A local Army Reserve unit with a mission to groom noncommissioned officers for Drill Sergeants School has opportunities for Soldiers getting out of active duty.
The Columbus-based 3rd Battalion, 485th Infantry Regiment, is seeking Infantrymen and Soldiers in other military occupational specialties to fill a range of openings, said Maj. Ceci Riedel, the battalion operations officer. Positions are available for NCOs in pay grades E-5 to E-7, first lieutenants and captains.
“11B is the most needed MOS but any MOS can be accepted,” she said. “Our greatest need is for company (executive officers) and commanders. There is great opportunity for career progression within the unit and we strive to place our Soldiers in the positions where they can learn and advance.”
Riedel said there are major advantages to joining the Army Reserve. Programs such as the Employer Partnership of the Armed Forces puts Soldiers in touch with corporations that value the traits and knowledge service members possess. Other benefits include pay for various missions, continuation of Tricare and more time at home.

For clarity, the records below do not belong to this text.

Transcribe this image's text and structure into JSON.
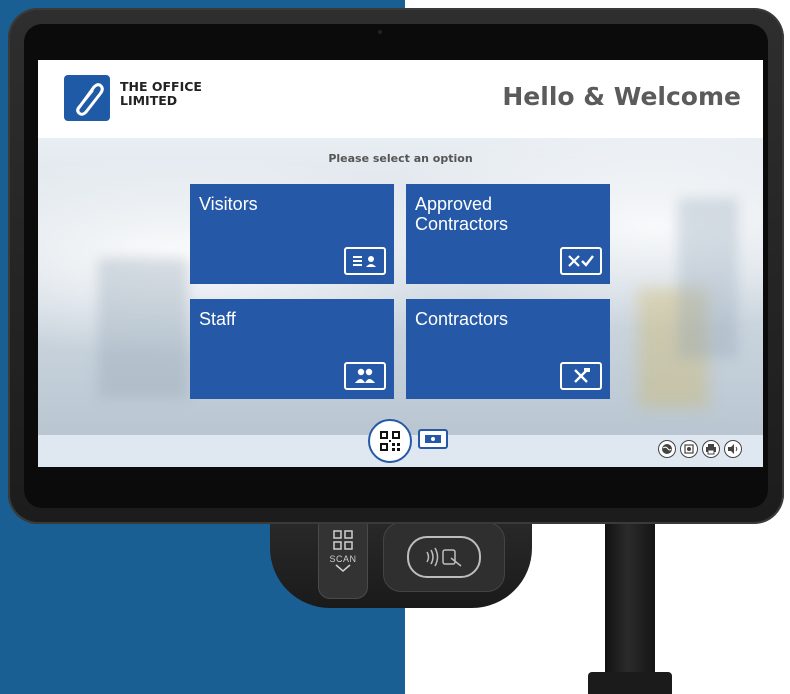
{
  "header": {
    "brand_line1": "THE OFFICE",
    "brand_line2": "LIMITED",
    "welcome": "Hello & Welcome"
  },
  "main": {
    "prompt": "Please select an option",
    "tiles": [
      {
        "label": "Visitors",
        "icon": "id-card-icon"
      },
      {
        "label": "Approved Contractors",
        "icon": "tools-check-icon"
      },
      {
        "label": "Staff",
        "icon": "group-icon"
      },
      {
        "label": "Contractors",
        "icon": "tools-icon"
      }
    ]
  },
  "footer": {
    "buttons": [
      "qr-code-icon",
      "id-card-icon"
    ],
    "utilities": [
      "globe-icon",
      "accessibility-icon",
      "print-icon",
      "volume-icon"
    ]
  },
  "hardware": {
    "scan_label": "SCAN"
  },
  "colors": {
    "tile_blue": "#2559a8",
    "page_blue": "#1a5f93"
  }
}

“The biggest thing is opportunity,” she said. “In the Army Reserve, your career is truly in your hands, both as a Soldier and a civilian.”
The 3rd Battalion, 485th Infantry Regiment, consists of 146 Soldiers, a command element and five drill sergeant companies: three at Fort Benning and two in northwest Florida. Its higher headquarters — 1st Brigade, 98th Division (Institutional Training) — also is in Columbus.
The battalion maintains a company mobilization rotation that allows Soldiers to train and plan ahead, Riedel said. On average, each company completes a 12-month activation every four years.
“Our routine assignment is to train Soldiers in basic combat training at Sand Hill,” she said. “In addition, we may also be tasked to assist other units with training they may need, anything from ROTC cadets to pre-deployment training. Those assignments can be one week to 70-plus days in length and are filled by Soldiers from our other companies who are not in line to mobilize.”
Riedel said the battalion hopes to be fully staffed with drill sergeant-qualified NCOs and company command teams in the near future, but pinpointing a specific recruiting goal or time frame is difficult because of constant fluctuations in its personnel roster.
Being in the Army Reserve offers the “best of both worlds,” she said.
“You continue to serve our country as a Soldier and have a civilian career,” she said. “Many reservists work side by side with their active-component counterpart and the full-time Soldier has no idea they are a reservist. The reserves are well trained, not only in their MOS but also in the civilian occupation they have chosen.”
The local battalion and brigade are set to move into a new state-of-the-art Army Reserve facility on Fort Benning by this fall, Riedel said.